In the nearly 45 years since joining the government, I’ve been privileged to work for eight presidents. And, as a result, I’ve learned a few things about service, and a few things about leadership. Many of you probably already have found opportunities, even at your young age, to exercise leadership in different ways – in athletics, extracurricular activities, student government, your church, or wherever you happen to have a part-time job. These opportunities have placed you in a position to show responsibility or influence others. Above all, you are fortunate to have parents who, in carrying out their duties, provide sterling examples of leadership and service on a daily basis.
There are a few basic qualities of leadership and long-term success that hold true no matter what career you pursue. One of those is integrity – I’m talking about honesty, telling the truth, being straight with others and yourselves. In the movie The Alamo, John Wayne – one of my favorite American philosophers – says: “There’s right and there’s wrong. You’ve got to do one or the other. You do the one, and you’re living. You do the other and you may be walking around, but you’re as dead as a beaver hat.”
Second, courage: the courage to do what is right and not just what is popular. Educational institutions, and business and government experts, all talk a lot these days about teamwork, team building, and collaborative efforts – and that's important. However, the time likely will come someday when you see something going on that you know is wrong. You may be called to stand alone, and say, “I disagree with all of you. This cannot be allowed.” Don’t kid yourself – that takes courage.
Third, and finally, real leaders treat other people with common decency and respect. Too often, those who are in charge demonstrate their power by making life miserable for their subordinates – just to show they can. President Truman had it right when he said: “Always be nice to all the people who can’t talk back to you.” In America today, we badly need leaders with these three traits – integrity, courage, common decency.
We also need people to step up and be of service to others. It has been the sacrifice of those willing to step forward at a times of crises and conflict – men and women like so many present tonight – that has made it possible for us to live free and secure. To be able to make the choices about our own lives that I’ve been talking about. Those of you who will follow your parents into the armed services or other public service will sustain a noble tradition that often spans several generations.
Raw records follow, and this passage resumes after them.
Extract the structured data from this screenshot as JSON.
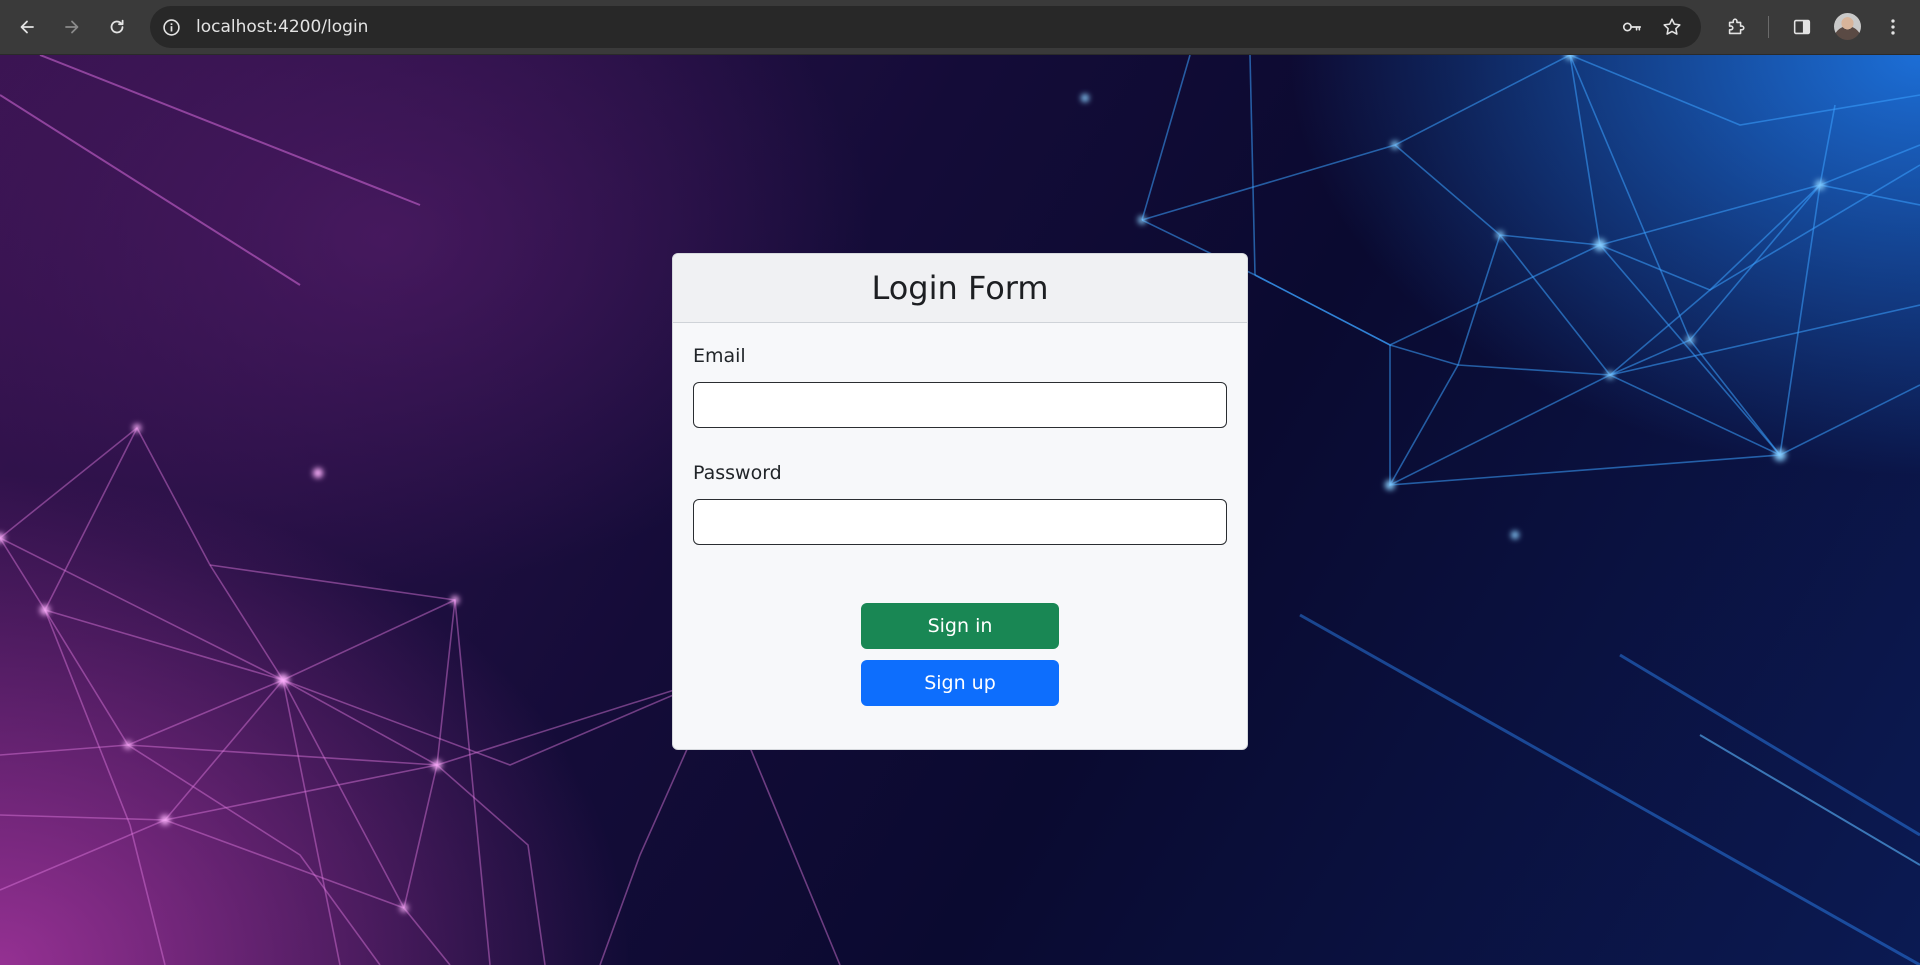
{
  "browser": {
    "url": "localhost:4200/login",
    "icons": {
      "back": "arrow-left-icon",
      "forward": "arrow-right-icon",
      "reload": "reload-icon",
      "site_info": "info-icon",
      "password_key": "key-icon",
      "bookmark": "star-icon",
      "extensions": "puzzle-icon",
      "side_panel": "side-panel-icon",
      "profile": "avatar",
      "menu": "kebab-menu-icon"
    }
  },
  "login": {
    "title": "Login Form",
    "email_label": "Email",
    "email_value": "",
    "password_label": "Password",
    "password_value": "",
    "signin_label": "Sign in",
    "signup_label": "Sign up"
  },
  "colors": {
    "signin": "#198754",
    "signup": "#0d6efd",
    "card_bg": "#f7f8fa",
    "header_bg": "#f0f1f3"
  }
}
But there are many ways to serve beyond the military: at school, in your community, and elsewhere – as so many of you are doing already. I think this work – service beyond self – is so important because when all is said and done, American democracy is not just about our rights – it’s also about our responsibilities and obligations. Which brings me to my final point: I’ve noticed that too often people back in the United States get so absorbed in their own needs, and their own problems, that they lose sight of how blessed we are to be citizens of the United States of America. It is the goodness and opportunity of America that made all things possible for me, that made possible my journey from a public high school grad in Kansas to the corridors of power in Washington and around the world. It has been my privilege, and the honor of my life, to give something back in service. So, for all of you, tonight, with this graduation, the door to opportunity opens – for you to serve and to lead.
Good luck, and God bless.